Dialysis modality planning and decision making is integral to the treatment process for many chronic kidney disease (CKD) patients, and home dialysis in particular has the potential to address some of the quality of life issues experienced by dialysis patients. Research suggests that dialysis sessions at home have clinical outcome benefits, provide better quality of life and more independence for patients, and decrease burden and time spent traveling to and from facilities. Home dialysis is much less common, however, in the United States than in other countries. The barriers to accessing home dialysis, and remaining on it, are largely known: the time and costs of home dialysis training for the patient, family member, and caregiver; the lack of care-partner support; the lack of patient and clinician familiarity with the home dialysis prescription and follow-up care; and late diagnosis, which requires a rapid start of hemodialysis in–center with a catheter. There have been few interventions and solutions to address how to overcome these barriers. Additionally, this smaller patient population (compared with in-center dialysis patients), along with modality failure resulting in a transfer to in-center hemodialysis, makes it more difficult to obtain strong, clear outcomes data for home dialysis modalities.

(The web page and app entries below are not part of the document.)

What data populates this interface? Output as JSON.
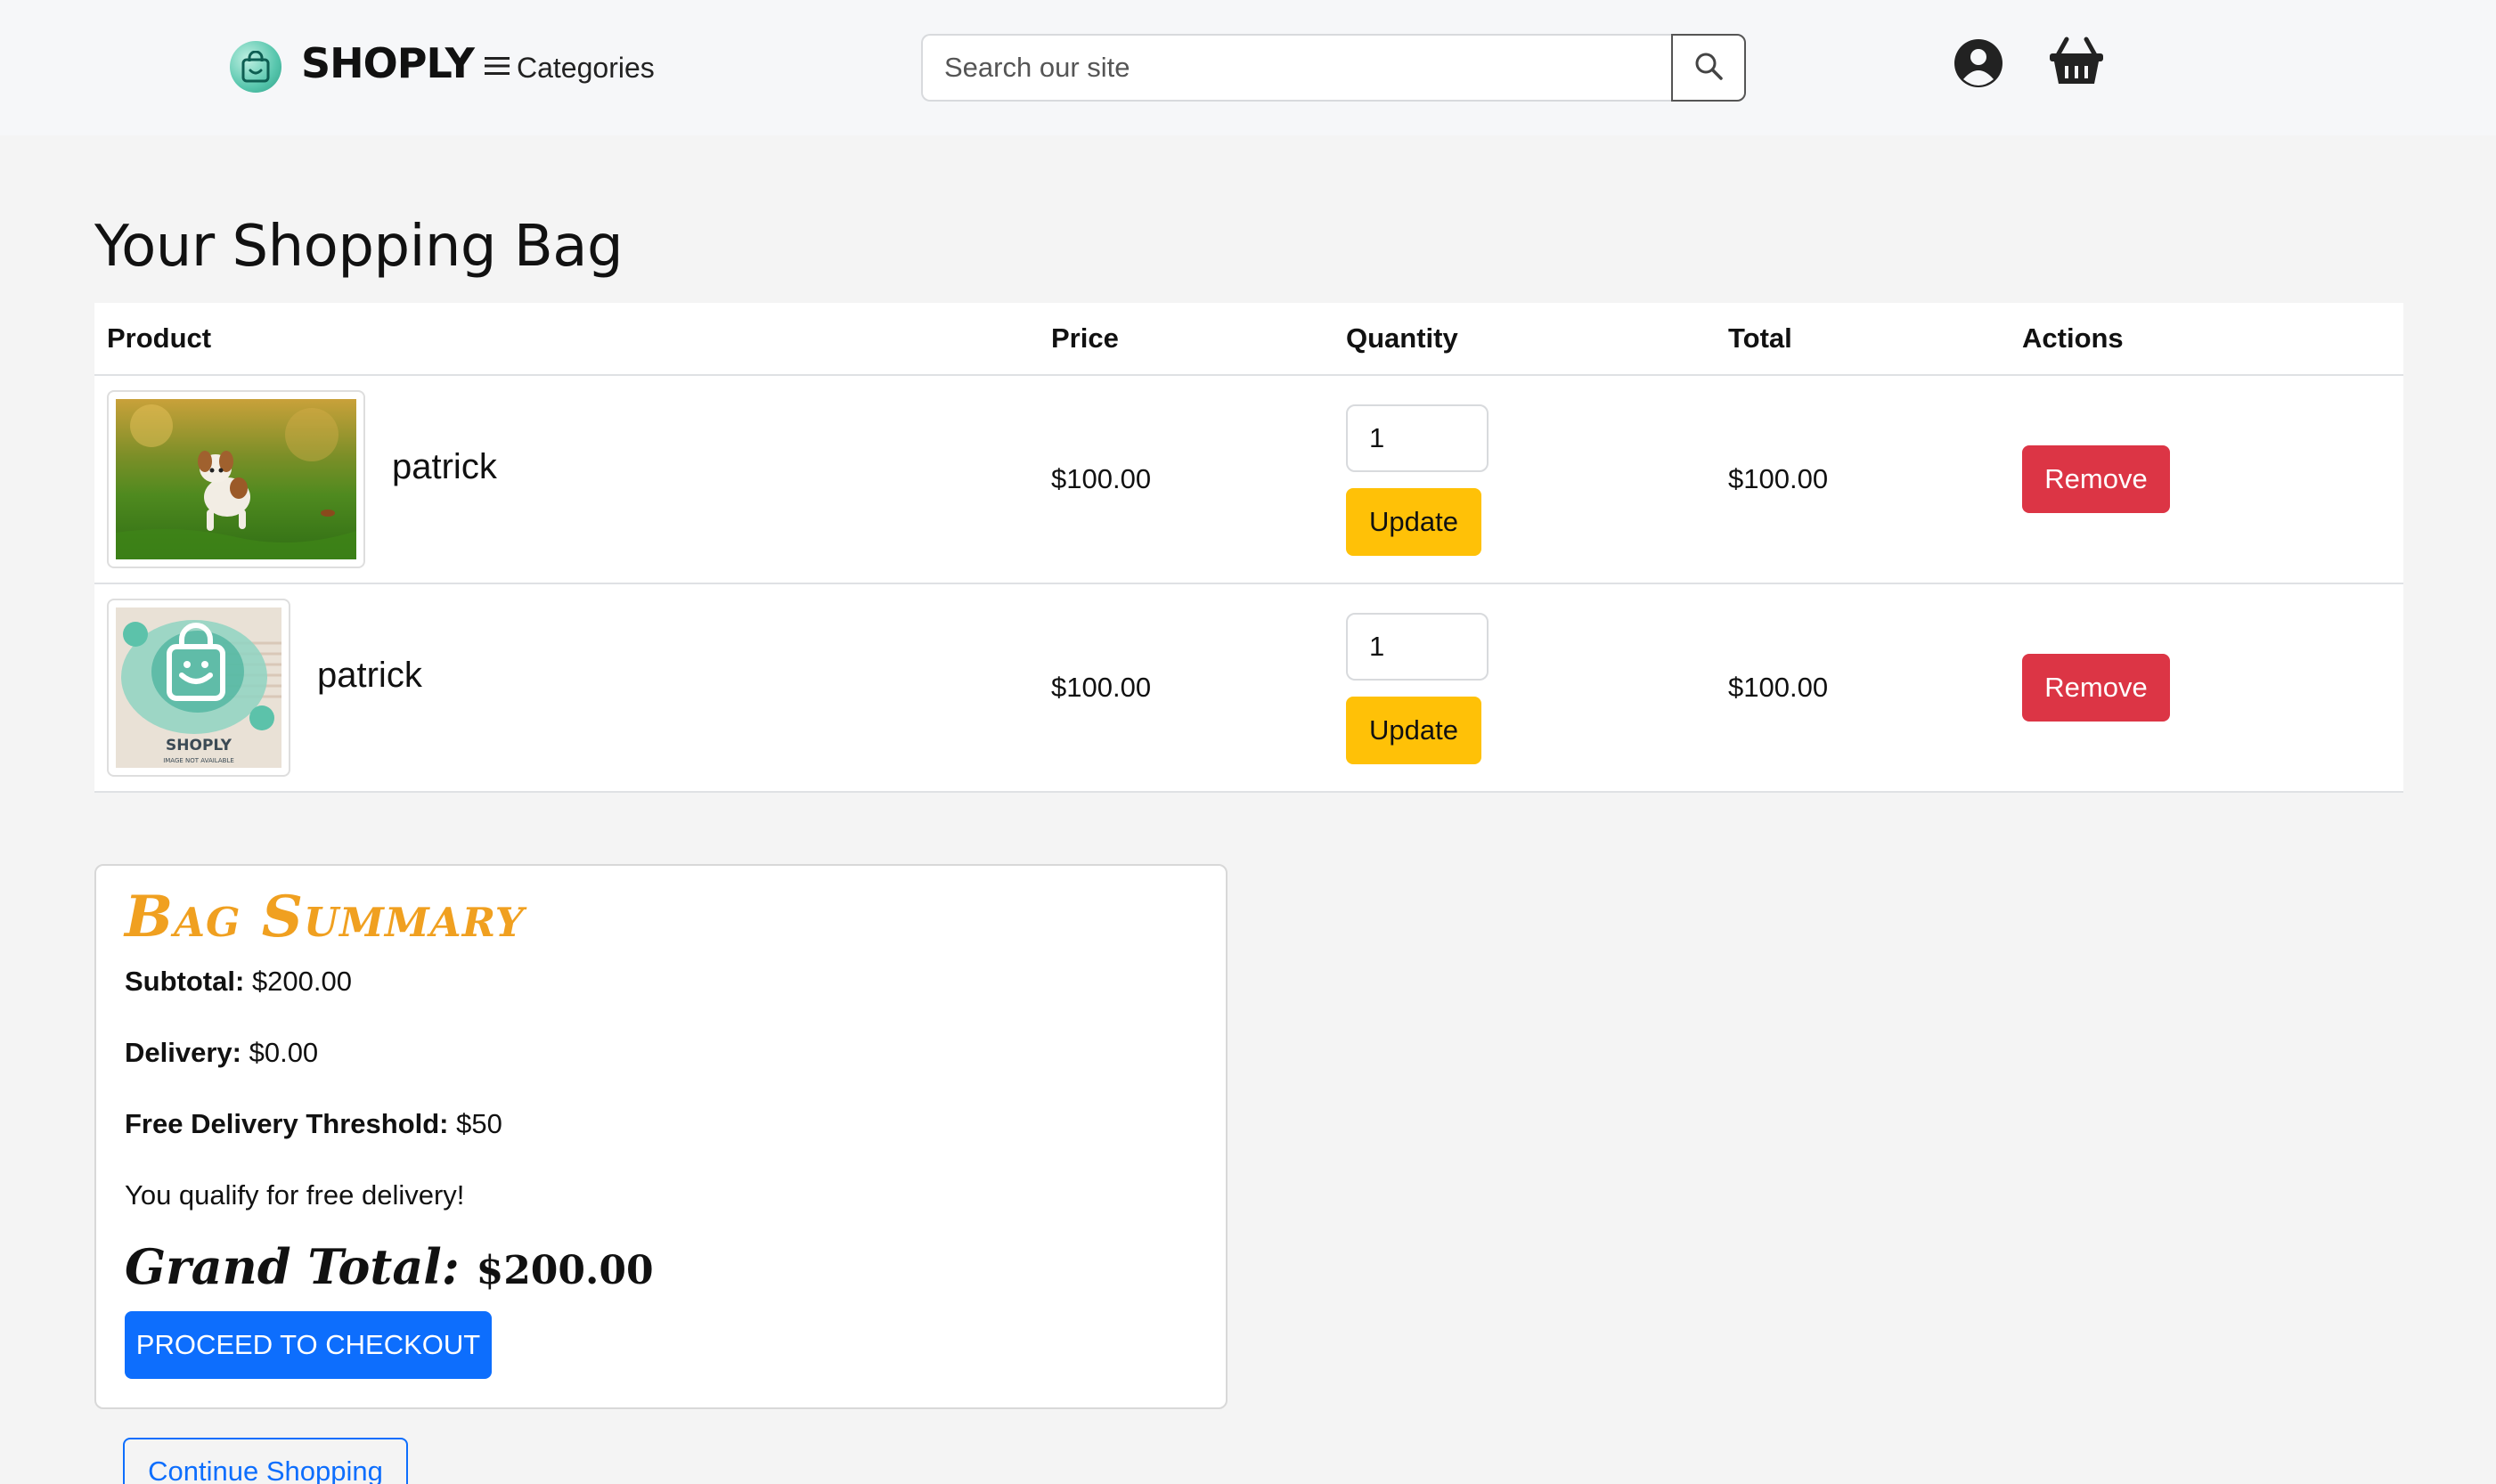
{
  "header": {
    "brand": "SHOPLY",
    "categories_label": "Categories",
    "search_placeholder": "Search our site"
  },
  "page": {
    "title": "Your Shopping Bag"
  },
  "table": {
    "headers": {
      "product": "Product",
      "price": "Price",
      "quantity": "Quantity",
      "total": "Total",
      "actions": "Actions"
    },
    "rows": [
      {
        "name": "patrick",
        "image": "puppy-photo",
        "price": "$100.00",
        "quantity": "1",
        "total": "$100.00",
        "update_label": "Update",
        "remove_label": "Remove"
      },
      {
        "name": "patrick",
        "image": "shoply-image-not-available",
        "image_caption": "SHOPLY",
        "image_subcaption": "IMAGE NOT AVAILABLE",
        "price": "$100.00",
        "quantity": "1",
        "total": "$100.00",
        "update_label": "Update",
        "remove_label": "Remove"
      }
    ]
  },
  "summary": {
    "title": "Bag Summary",
    "subtotal_label": "Subtotal:",
    "subtotal_value": "$200.00",
    "delivery_label": "Delivery:",
    "delivery_value": "$0.00",
    "threshold_label": "Free Delivery Threshold:",
    "threshold_value": "$50",
    "free_delivery_message": "You qualify for free delivery!",
    "grand_total_label": "Grand Total:",
    "grand_total_value": "$200.00",
    "checkout_label": "PROCEED TO CHECKOUT"
  },
  "continue_label": "Continue Shopping",
  "colors": {
    "accent_orange": "#f0a020",
    "primary": "#0d6efd",
    "danger": "#dc3545",
    "warning": "#ffc107"
  }
}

Historically, the National Kidney Foundation has hosted Controversy Conferences to bring renal care community stakeholders together in to focus on a timely or controversial topic lacking evidence to address in a clinical practice guideline. Over the course of 24 months, this project will foster collaboration among a multi-stakeholder group of patients, clinicians, caregivers, researchers, health payers, and healthcare industry representatives to facilitate the development of research designs that aim to measure home dialysis quality as well as interventions to address the barriers to maintaining dialysis treatment at home.
This collaboration will begin with a December 2017 conference to address who benefits from home dialysis and why; what can be done to help dialysis patients realize and achieve their modality preferences; and where evidence is lacking on the benefits, harms, and needs of patients regarding home dialysis modality choices. Attendees will explore known barriers to beginning and continuing home dialysis, identify gaps in research, propose potential solutions in the form of testable interventions, and solidify collaborations for further developing suggested research designs. Attendees will form stakeholder groups that will work together over the course of a year to expand the suggested research ideas into design testable approaches to improve access to and continuity of home dialysis—with an emphasis on patient involvement throughout the research process. They will present these topics and designs at a second Home Dialysis Controversies Conference in 2018. The proposed conference series and stakeholder working group’s long-term objective is to create a roadmap to establish a cross organizational home dialysis quality improvement initiative, which will connect patients with relevant research projects and with resources for participating in patient-driven home dialysis research.
Project Resource: Conference Agenda
Project Resource: Pre Conference Survey
Project Resource: Literature Review
Project Resource: Full Conference Video
Project Resource: Home Dialysis Quality Initiative Road Map
Project Resource: Breakout Group Vignettes
- Technological Interventions
- Benefits & Harms of Home Dialysis Therapies
- Addressing Psychosocial Barriers to Home Dialysis
- Strategies & Interventions in Care Partner Motivation and Support